Not too long ago, the golden rules for high school and college students turning to the Web as a research tool were simple: treat digital content that’s never been in print with suspicion. Be careful what you Google. And thou shalt not touch Wikipedia.
But the Web has grown up a bit in the past few years, and the presence of digital research journals, fact-finding social media tools, textbook exchanges, and e-readers have made it a much more complicated landscape for anyone who encounters the education world’s slow march beyond the traditional textbook. When things have shaken out, it may be a world where free-for-all online information hubs are accepted–or, if proponents of “collaborative knowledge” have their way, even embraced.
“We have 16 million articles,” said Jay Walsh, a spokesman for the Wikimedia Foundation, which operates Wikipedia. “It’s impossible to say that they’re all going to be great and you’re not going to find any vandalism. So a healthy dose of media literacy helps any student looking at that information.”

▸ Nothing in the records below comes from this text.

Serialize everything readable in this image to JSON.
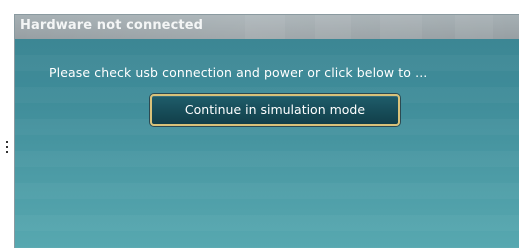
{
  "dialog": {
    "title": "Hardware not connected",
    "message": "Please check usb connection and power or click below to ...",
    "simulation_button_label": "Continue in simulation mode"
  },
  "colors": {
    "title_bar": "#9ea8ac",
    "dialog_background": "#408c98",
    "button_background": "#174c58",
    "button_border": "#d9c27a",
    "text": "#ffffff"
  }
}
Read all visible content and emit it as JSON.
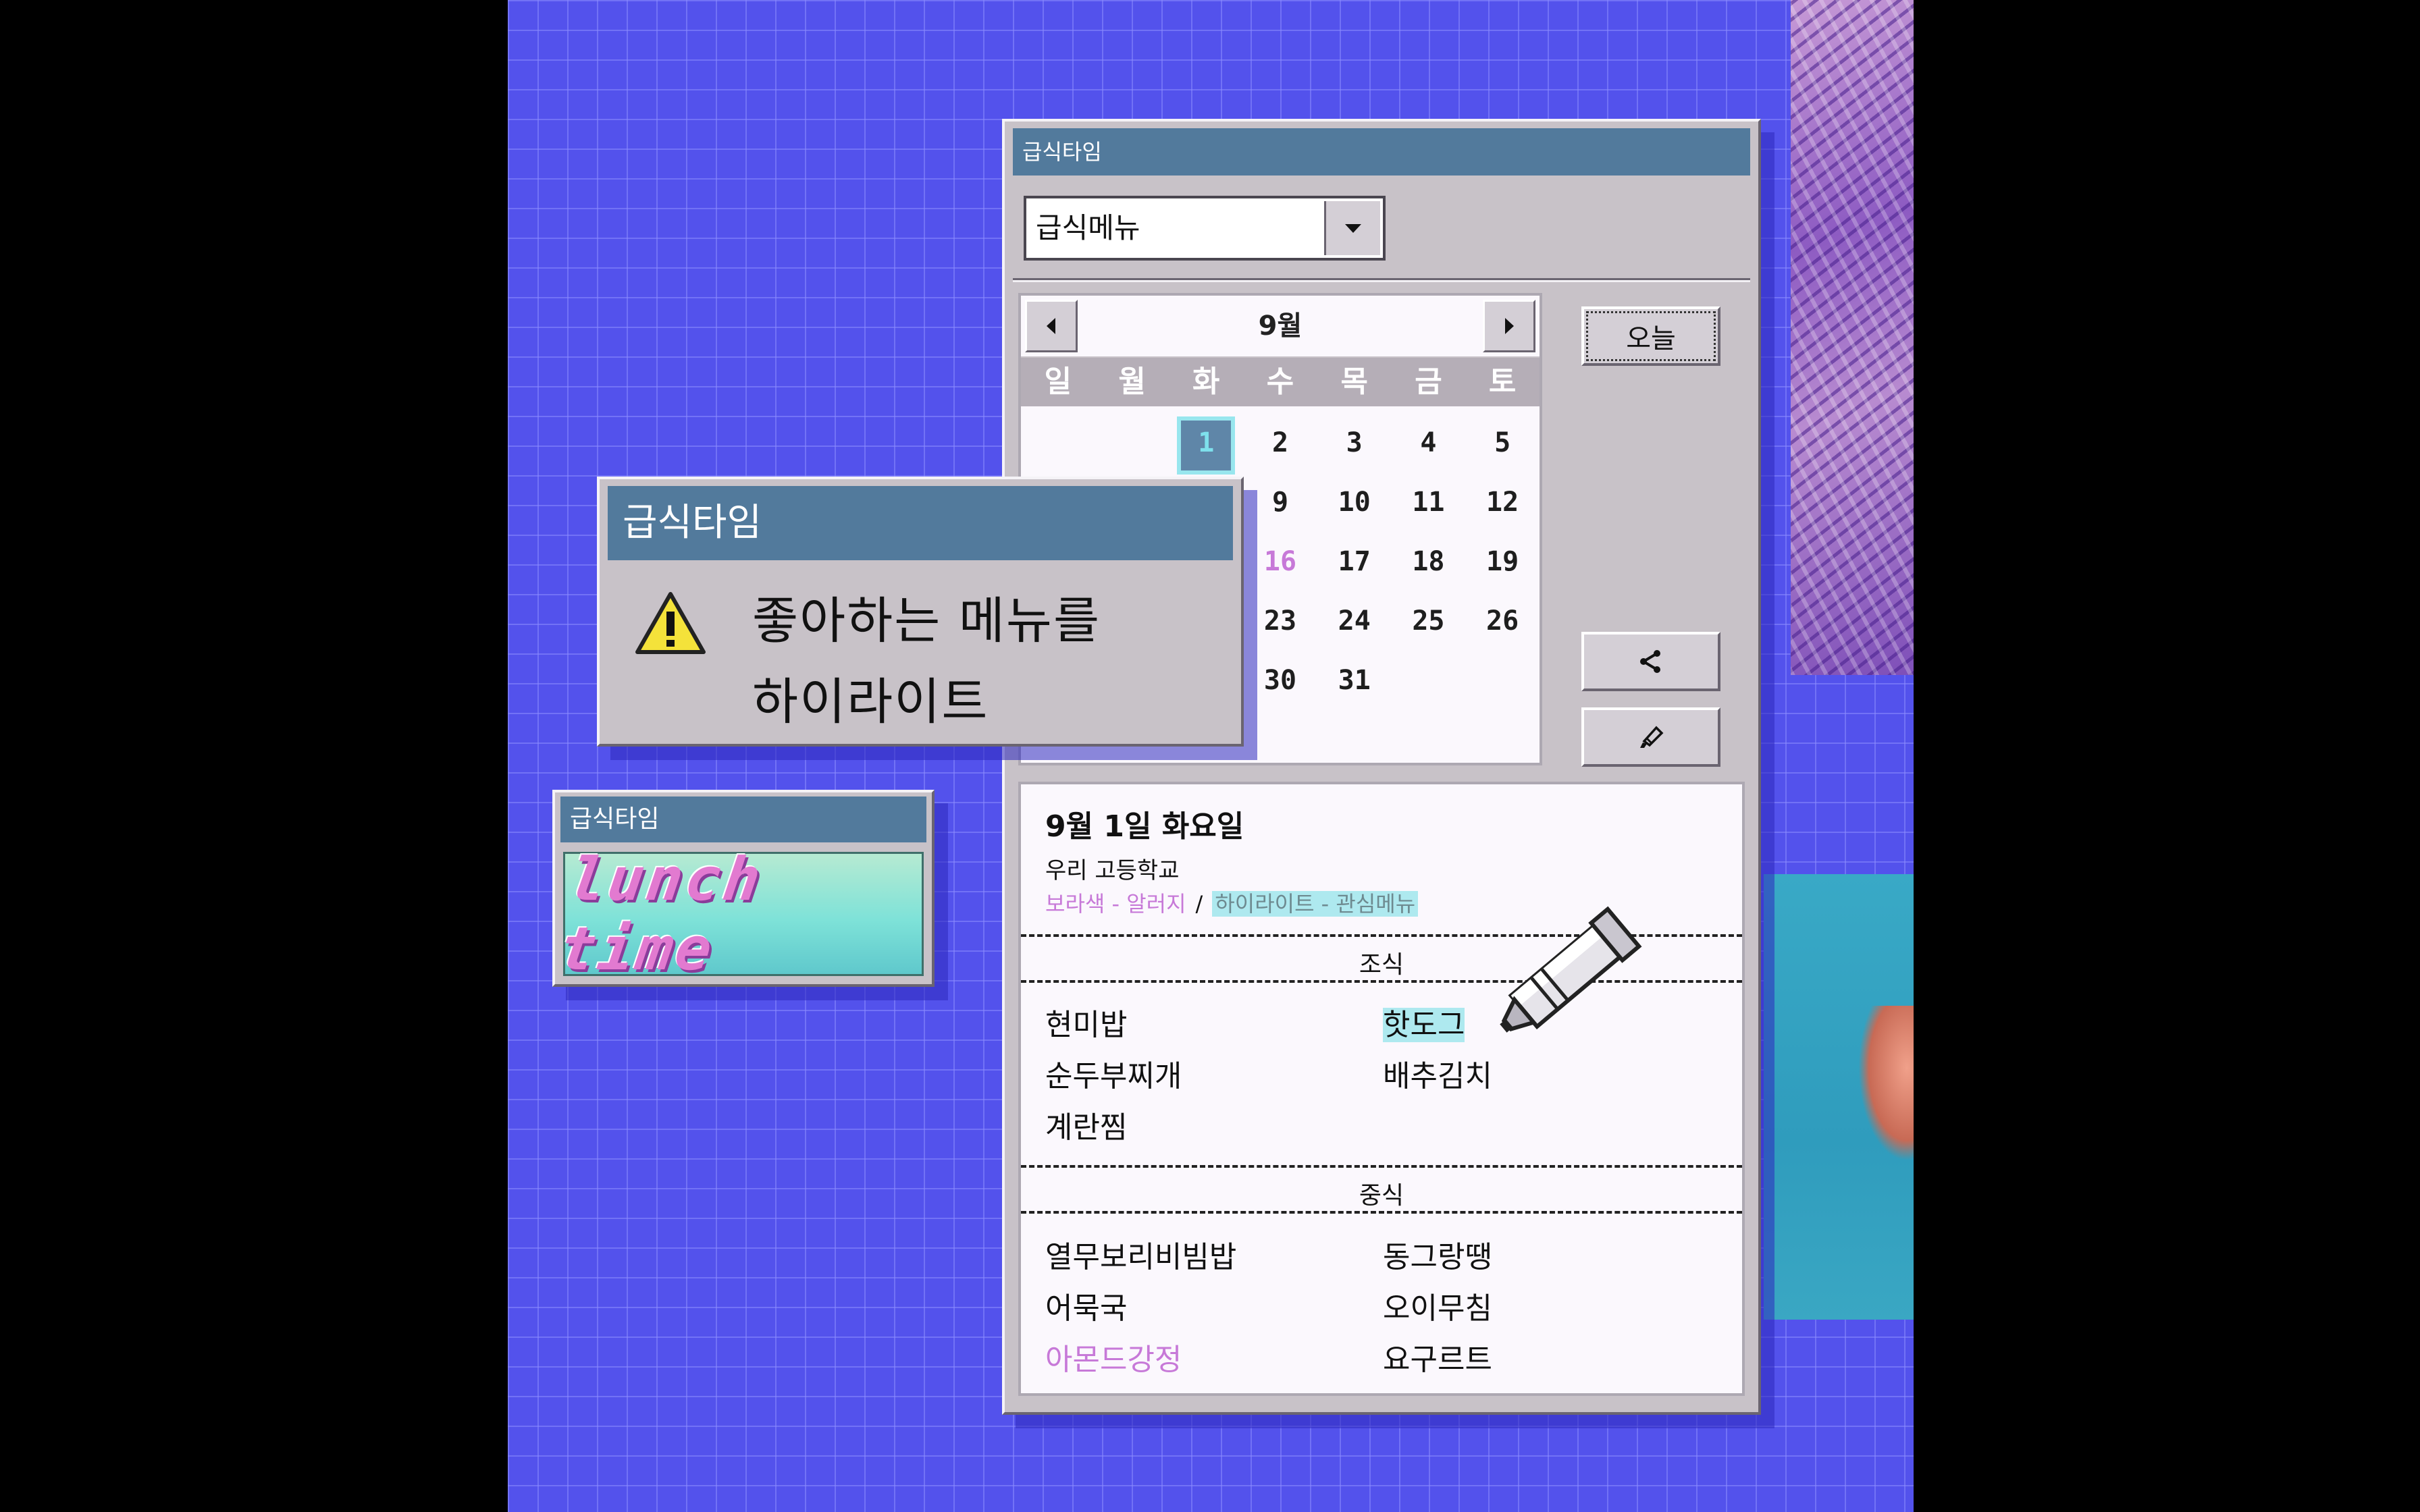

In a 2005 study, scientific journal Nature found, based on a survey of articles pertaining to various disciplines, that Wikipedia was on a par with Encyclopedia Britannica when it came to the accuracy of information within. It was a win for supporters of the idealistic concept of collaborative knowledge. And some academics say that it’s now sufficiently stable and commonplace that they’re all right with students using it for basic knowledge–just not citing it.